In that moment, in that room, I found my strength. I found my voice.
Categories: My guest blog from another site, Stories
Anna – This is beautiful, poignant, and real. Thank you for sharing it. We met at OMG and I have been following much of your writing. I’m about to embark on designing a customized Fresh Chapter program for the metastatic breast cancer community, and I am learning so much from reading your posts. Thank you for being willing to share your story and I hope our paths cross again soon. Terri
This part really resonated with me: Maybe it was the awkward silence when I disclosed my diagnosis. Maybe it was when someone would change the subject when I tried to talk about my anger, my fears, my sadness. Maybe it was when I was directed to be more positive when I tried to face my mortality. Maybe it was when speaker after speaker told only stories that reinforced cancer as something to move on from. Somewhere within those moments I started to build walls and barriers to protect how vulnerable and alone I felt.
I’m an 11 yr bc mets survivor. I have tried support groups and online communities and yes it is great to ‘find your tribe’ as it were. But I caution against putting too many eggs in one basket… Because this community will also break your heart… You will make some of the deepest and closest connections ever with some who also share your interests, passions and vales. But someone inevitably gets hurt as the ravages of the disease takes it’s toll.
So 11 years on and the passage you wrote continues to describe how I feel.
All is not lost! I have had time to pursue my interests and passions beyond my expectations. I started a Bookclub which celebrates ten yrs in 2015, I have travelled extensively and hope to do more (though not as strong as I was), I explored art and art history experimenting with various media before finding a special affiliation with beading and various related crafts. Mainly self taught, I am now quite proficient.
My point… I do hope you have found yourself… And you have also found a way to bring yourself peace. The creative and meditative aspects of beading and jewellery making do it for me. What will it be for you?
Thank you for your post. That passage referenced above was spot on and unfortunately will continue to be so. Our society continues to have difficulty with death and only those closet will take the time to learn how to listen and talk about it with you.
Meantime may the researchers have the breakthrough we need to truly make this a chronic not terminal illness.
thanks for share it
This is beautiful, and so deeply honest. I hope you are doing well.
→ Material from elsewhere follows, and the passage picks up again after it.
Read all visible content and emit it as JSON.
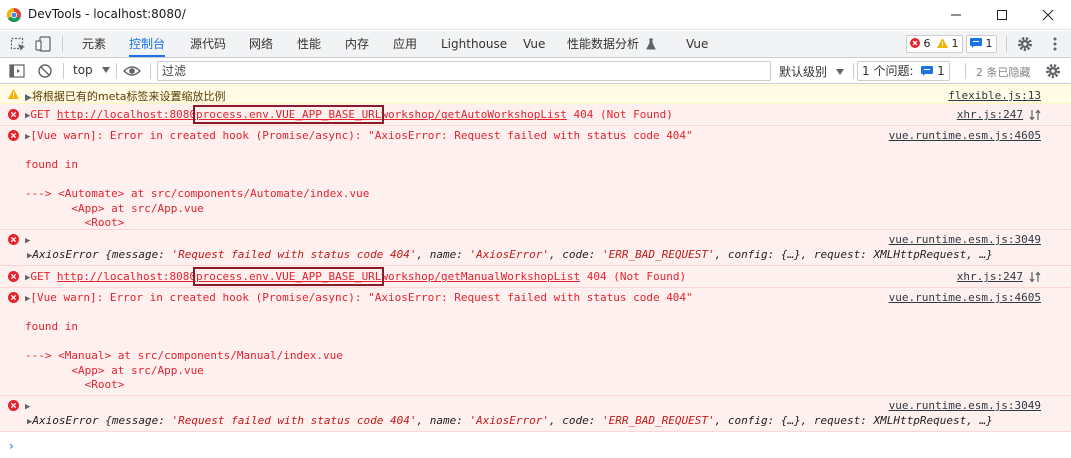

My scans came back NED again.. which is great. Its funny I’m finding as each scan come the more debilitating it is waiting for the results. I keep getting more and more invested in “just one more cycle… all I need is one more cycle” its just never enough. I can’t help it I’m addicted to be being able to be fully present and alive!